The Rasmussen Reports poll released Monday found that Trump was favored by 48 percent of likely voters, compared to 47 percent for Biden. Another 3 percent said they would vote for a third party candidate, while 2 percent were undecided. A Rasmussen poll released on September 16, also giving Trump a 1 point advantage, was the last publicly released national survey to show the president in the lead.
The candidates were statistically tied in the poll since the result falls well within a 2.5 margin of error. The poll was conducted online and over the phone among 1,500 likely voters on October 21, October 22 and October 25. The firm had been releasing weekly polls of the presidential race, but Monday’s survey was the first of several daily polls planned to be released until Election Day on November 3.
Rasmussen has a history of giving the president favorable poll results when compared to other firms. A job approval poll released Monday showed 52 percent approving of Trump’s performance, compared to 46 percent disapproving. The result is at odds with almost every other recent survey, with polling analysis site FiveThirtyEight’s average of approval polls to giving Trump a 42.7 percent approval rating and a 53.5 percent disapproval rating as of Monday night.
Other polls of the presidential election have also shown significantly different results than the Rasmussen survey, with a Monday average of recent surveys giving Biden a 9.4 national lead. Of the polls released on the same day as the Rasmussen poll, Biden’s 7 percent edge in an IBD/Tipp survey of likely voters was the next closest to approaching favorable for Trump, with some others giving the former vice president a double-digit lead.
State polling is somewhat less negative for Trump, although Biden is still maintaining a clear advantage. As of Monday, Trump was trailing Biden by an average of 2.3 percent in Florida, 5.1 percent in Pennsylvania, 7.1 percent in Wisconsin and 8.3 percent in Michigan, according to FiveThirtyEight. The president had a 1.5 percent lead in Ohio, while he held an average lead of 1.2 percent in Texas, where some recent surveys have suggested a surprisingly close race.
FiveThirtyEight’s election forecast gave Trump a 12 percent chance of winning the election on Monday, just over a week before Election Day. The site gave Trump a 24.8 percent chance of winning eight days before the 2016 election, when he defied polls and many predictions by defeating former Secretary of State Hillary Clinton in the Electoral College despite losing the national popular vote by 2.1 percent. Rasmussen’s final national poll of the previous election gave Clinton a 1.7 percent lead.

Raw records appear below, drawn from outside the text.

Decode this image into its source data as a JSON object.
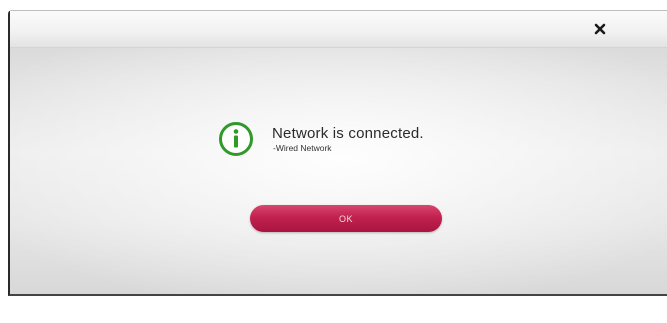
{
  "dialog": {
    "close_icon": "close-icon",
    "message": {
      "icon": "info-icon",
      "title": "Network is connected.",
      "subtitle": "-Wired Network"
    },
    "ok_label": "OK",
    "accent_color": "#c2214f",
    "icon_color": "#2f9a2a"
  }
}
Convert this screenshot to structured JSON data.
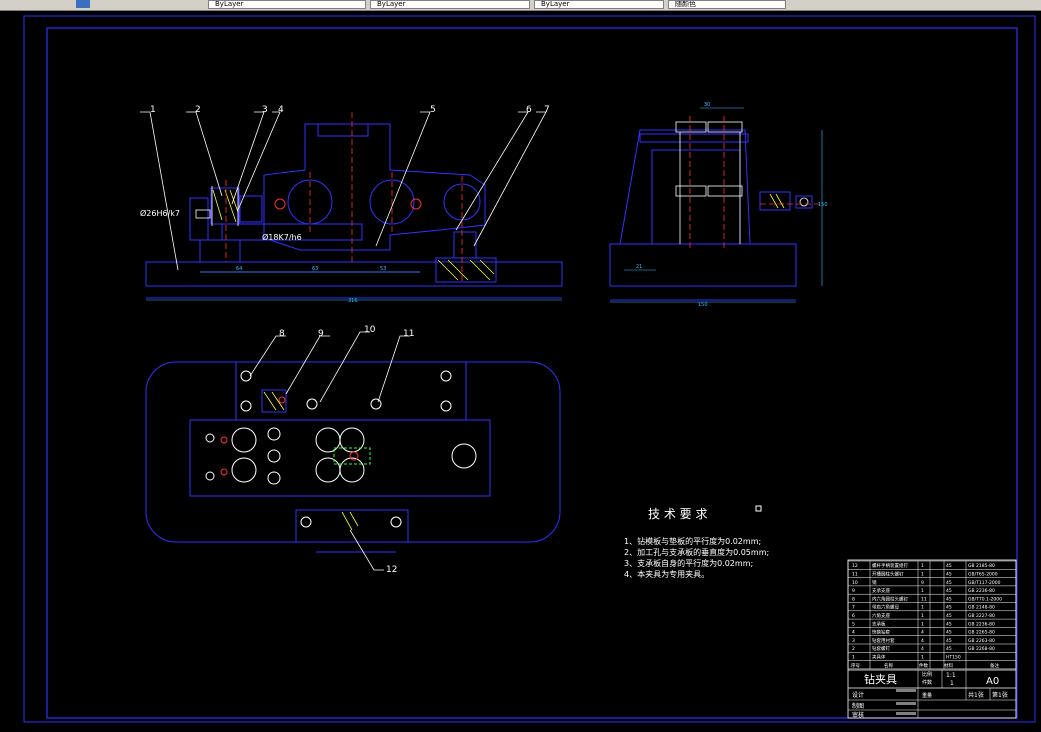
{
  "toolbar": {
    "segments": [
      "ByLayer",
      "ByLayer",
      "ByLayer",
      "随颜色"
    ]
  },
  "drawing": {
    "part_labels": [
      "1",
      "2",
      "3",
      "4",
      "5",
      "6",
      "7",
      "8",
      "9",
      "10",
      "11",
      "12"
    ],
    "dims": {
      "fit_d26": "Ø26H6/k7",
      "fit_18": "Ø18K7/h6",
      "d64": "64",
      "d63": "63",
      "d53": "53",
      "d316": "316",
      "d30": "30",
      "d21": "21",
      "d150": "150",
      "d150v": "150"
    },
    "tech_title": "技 术 要 求",
    "tech_lines": [
      "1、钻模板与垫板的平行度为0.02mm;",
      "2、加工孔与支承板的垂直度为0.05mm;",
      "3、支承板自身的平行度为0.02mm;",
      "4、本夹具为专用夹具。"
    ]
  },
  "bom": {
    "rows": [
      {
        "no": "12",
        "name": "螺杆手柄装置组钉",
        "qty": "1",
        "mat": "45",
        "std": "GB 2185-80"
      },
      {
        "no": "11",
        "name": "开槽圆柱头螺钉",
        "qty": "1",
        "mat": "45",
        "std": "GB/T65-2000"
      },
      {
        "no": "10",
        "name": "销",
        "qty": "9",
        "mat": "45",
        "std": "GB/T117-2000"
      },
      {
        "no": "9",
        "name": "支承支座",
        "qty": "1",
        "mat": "45",
        "std": "GB 2236-80"
      },
      {
        "no": "8",
        "name": "内六角圆柱头螺钉",
        "qty": "11",
        "mat": "45",
        "std": "GB/T70.1-2000"
      },
      {
        "no": "7",
        "name": "带肩六角螺母",
        "qty": "1",
        "mat": "45",
        "std": "GB 2148-80"
      },
      {
        "no": "6",
        "name": "六角支座",
        "qty": "1",
        "mat": "45",
        "std": "GB 2227-80"
      },
      {
        "no": "5",
        "name": "支承板",
        "qty": "1",
        "mat": "45",
        "std": "GB 2236-80"
      },
      {
        "no": "4",
        "name": "快换钻套",
        "qty": "4",
        "mat": "45",
        "std": "GB 2265-80"
      },
      {
        "no": "3",
        "name": "钻套用衬套",
        "qty": "4",
        "mat": "45",
        "std": "GB 2263-80"
      },
      {
        "no": "2",
        "name": "钻套螺钉",
        "qty": "4",
        "mat": "45",
        "std": "GB 2268-80"
      },
      {
        "no": "1",
        "name": "夹具体",
        "qty": "1",
        "mat": "HT150",
        "std": ""
      }
    ],
    "header": [
      "序号",
      "名称",
      "件数",
      "材料",
      "备注"
    ],
    "title": "钻夹具",
    "scale_label": "比例",
    "scale": "1:1",
    "qty_label": "件数",
    "qty": "1",
    "weight_label": "重量",
    "drawing_no": "A0",
    "sheets_total": "共1张",
    "sheet_no": "第1张",
    "design": "设计",
    "draw": "制图",
    "review": "审核"
  },
  "colors": {
    "background": "#000000",
    "outline": "#3030ff",
    "white": "#ffffff",
    "center": "#ff3030",
    "hatch": "#ffff30",
    "cyan": "#30c0ff",
    "green": "#30ff30"
  }
}
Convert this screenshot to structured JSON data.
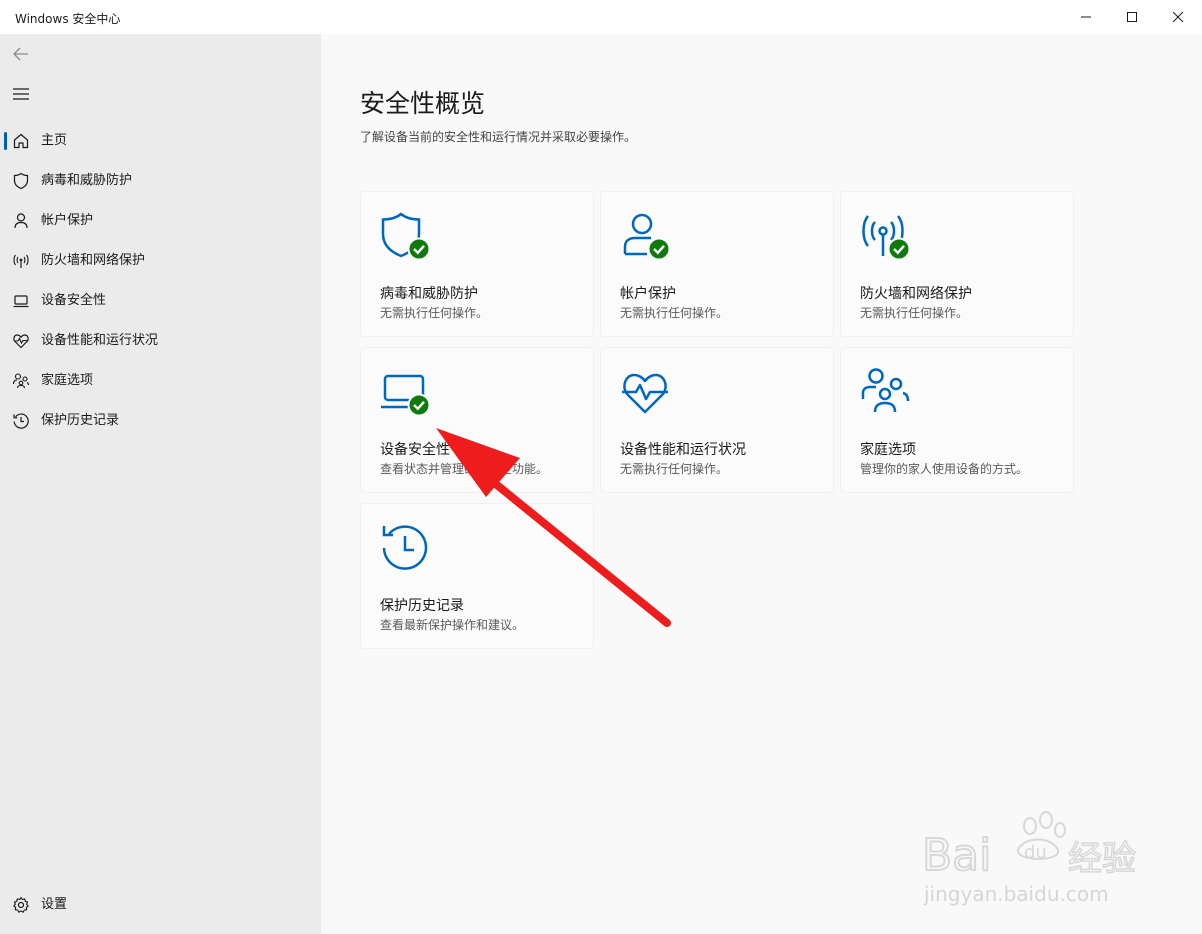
{
  "window": {
    "title": "Windows 安全中心"
  },
  "sidebar": {
    "items": [
      {
        "label": "主页",
        "icon": "home-icon"
      },
      {
        "label": "病毒和威胁防护",
        "icon": "shield-icon"
      },
      {
        "label": "帐户保护",
        "icon": "person-icon"
      },
      {
        "label": "防火墙和网络保护",
        "icon": "antenna-icon"
      },
      {
        "label": "设备安全性",
        "icon": "laptop-icon"
      },
      {
        "label": "设备性能和运行状况",
        "icon": "heart-pulse-icon"
      },
      {
        "label": "家庭选项",
        "icon": "family-icon"
      },
      {
        "label": "保护历史记录",
        "icon": "history-icon"
      }
    ],
    "settings_label": "设置"
  },
  "main": {
    "title": "安全性概览",
    "subtitle": "了解设备当前的安全性和运行情况并采取必要操作。",
    "cards": [
      {
        "title": "病毒和威胁防护",
        "desc": "无需执行任何操作。",
        "icon": "shield-check-icon"
      },
      {
        "title": "帐户保护",
        "desc": "无需执行任何操作。",
        "icon": "person-check-icon"
      },
      {
        "title": "防火墙和网络保护",
        "desc": "无需执行任何操作。",
        "icon": "antenna-check-icon"
      },
      {
        "title": "设备安全性",
        "desc": "查看状态并管理硬件安全功能。",
        "icon": "laptop-check-icon"
      },
      {
        "title": "设备性能和运行状况",
        "desc": "无需执行任何操作。",
        "icon": "heart-pulse-icon"
      },
      {
        "title": "家庭选项",
        "desc": "管理你的家人使用设备的方式。",
        "icon": "family-icon"
      },
      {
        "title": "保护历史记录",
        "desc": "查看最新保护操作和建议。",
        "icon": "history-icon"
      }
    ]
  },
  "watermark": {
    "text": "jingyan.baidu.com"
  },
  "colors": {
    "accent": "#005fb8",
    "icon_blue": "#0067c0",
    "ok_green": "#0f7b0f",
    "annotation_red": "#ee1c1c"
  }
}
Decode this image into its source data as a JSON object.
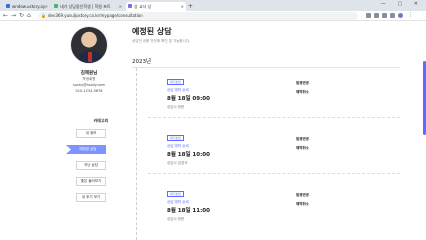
{
  "browser": {
    "tabs": [
      {
        "label": "wndow.ustory.ay"
      },
      {
        "label": "내가 상담중인학생 | 학원 포트"
      },
      {
        "label": "상 교사 상"
      }
    ],
    "new_tab": "+",
    "window_controls": "— ▢ ✕",
    "url": "dev369.yusuljustory.co.kr/mypage/consultation",
    "nav": {
      "back": "←",
      "forward": "→",
      "reload": "↻",
      "home": "⌂"
    }
  },
  "sidebar": {
    "user": {
      "name": "김해원님",
      "role": "학생회원",
      "email": "sushy@hsoily.com",
      "phone": "010-1234-5678"
    },
    "menu_title": "카테고리",
    "menu": [
      {
        "label": "내 정보",
        "active": false
      },
      {
        "label": "예정된 상담",
        "active": true
      },
      {
        "label": "지난 상담",
        "active": false
      },
      {
        "label": "좋은 둘러보기",
        "active": false
      },
      {
        "label": "내 후기 보기",
        "active": false
      }
    ]
  },
  "main": {
    "title": "예정된 상담",
    "subtitle": "상담전 내용 안전에 확인 및 가능합니다.",
    "year": "2023년",
    "consultations": [
      {
        "badge": "대기상담",
        "type": "상담 예약 상세",
        "date": "8월 18일 09:00",
        "counselor": "상담사 정한",
        "action_primary": "일정변경",
        "action_secondary": "예약취소"
      },
      {
        "badge": "대기상담",
        "type": "상담 예약 상세",
        "date": "8월 18일 10:00",
        "counselor": "상담사 김경석",
        "action_primary": "일정변경",
        "action_secondary": "예약취소"
      },
      {
        "badge": "대기상담",
        "type": "상담 예약 상세",
        "date": "8월 18일 11:00",
        "counselor": "상담사 정한",
        "action_primary": "일정변경",
        "action_secondary": "예약취소"
      }
    ]
  },
  "colors": {
    "accent": "#5b6cff",
    "active_menu": "#7d93ff"
  }
}
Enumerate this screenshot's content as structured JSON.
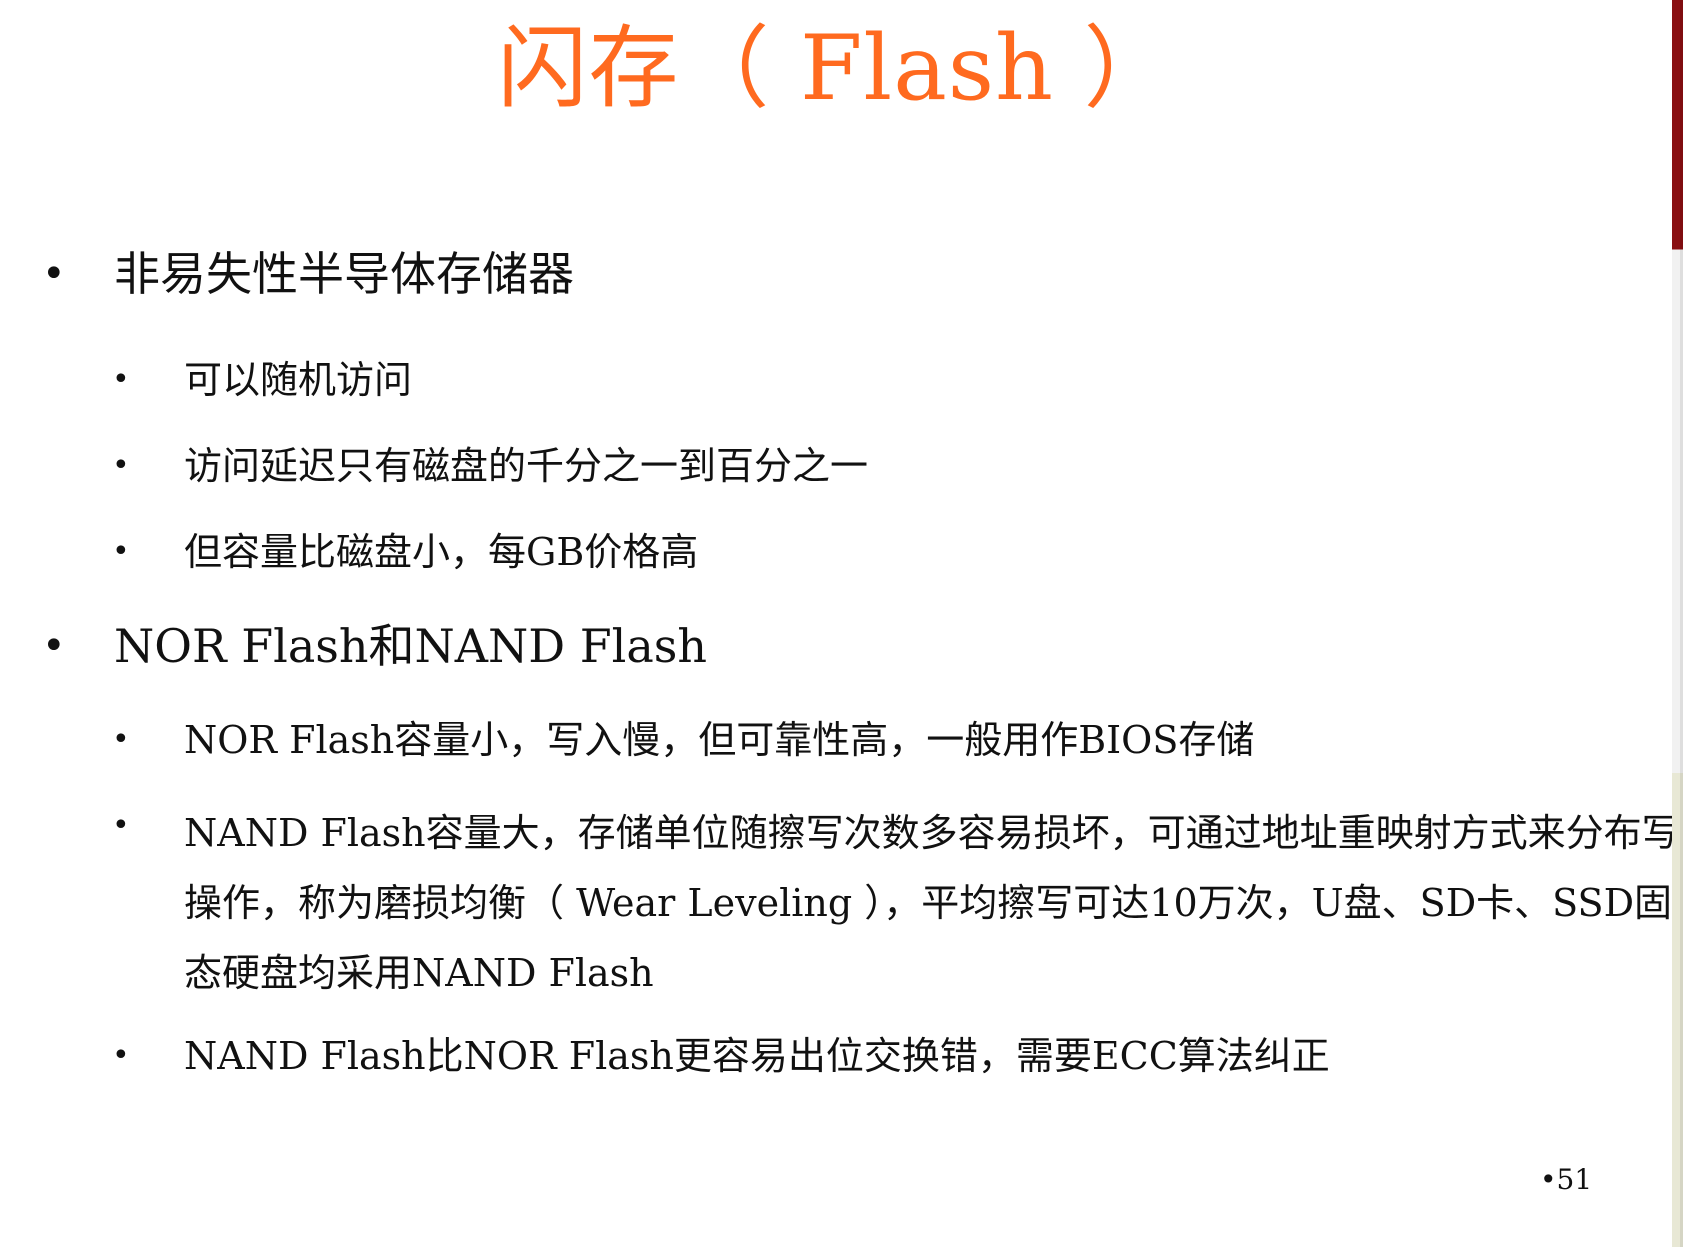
{
  "slide": {
    "title": "闪存（ Flash ）",
    "page_number": "•51"
  },
  "sections": [
    {
      "bullet": "•",
      "text": "非易失性半导体存储器",
      "items": [
        {
          "bullet": "•",
          "text": "可以随机访问"
        },
        {
          "bullet": "•",
          "text": "访问延迟只有磁盘的千分之一到百分之一"
        },
        {
          "bullet": "•",
          "text": "但容量比磁盘小，每GB价格高"
        }
      ]
    },
    {
      "bullet": "•",
      "text": "NOR Flash和NAND Flash",
      "items": [
        {
          "bullet": "•",
          "text": "NOR Flash容量小，写入慢，但可靠性高，一般用作BIOS存储"
        },
        {
          "bullet": "•",
          "text": "NAND Flash容量大，存储单位随擦写次数多容易损坏，可通过地址重映射方式来分布写操作，称为磨损均衡（ Wear Leveling ），平均擦写可达10万次，U盘、SD卡、SSD固态硬盘均采用NAND Flash"
        },
        {
          "bullet": "•",
          "text": "NAND Flash比NOR Flash更容易出位交换错，需要ECC算法纠正"
        }
      ]
    }
  ],
  "colors": {
    "title": "#ff6a1f",
    "text": "#111111",
    "edge_accent": "#8a0f12"
  }
}
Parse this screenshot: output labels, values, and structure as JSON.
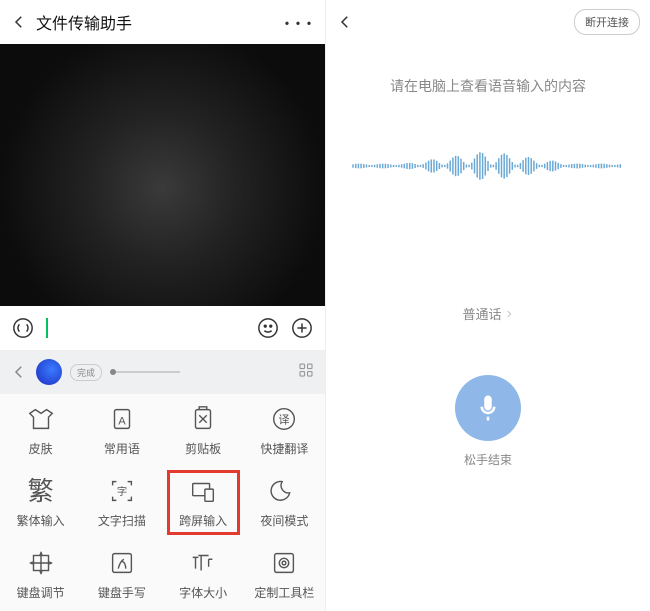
{
  "left": {
    "title": "文件传输助手",
    "input_placeholder": "",
    "kb_topbar": {
      "pill": "完成"
    },
    "tools": [
      {
        "name": "skin",
        "label": "皮肤"
      },
      {
        "name": "phrases",
        "label": "常用语"
      },
      {
        "name": "clipboard",
        "label": "剪贴板"
      },
      {
        "name": "translate",
        "label": "快捷翻译"
      },
      {
        "name": "trad",
        "label": "繁体输入"
      },
      {
        "name": "ocr",
        "label": "文字扫描"
      },
      {
        "name": "cross",
        "label": "跨屏输入"
      },
      {
        "name": "night",
        "label": "夜间模式"
      },
      {
        "name": "resize",
        "label": "键盘调节"
      },
      {
        "name": "handwrite",
        "label": "键盘手写"
      },
      {
        "name": "fontsize",
        "label": "字体大小"
      },
      {
        "name": "custom",
        "label": "定制工具栏"
      }
    ]
  },
  "right": {
    "disconnect": "断开连接",
    "hint": "请在电脑上查看语音输入的内容",
    "language": "普通话",
    "mic_label": "松手结束"
  }
}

Newsweek reached out to the Trump and Biden campaigns for comment.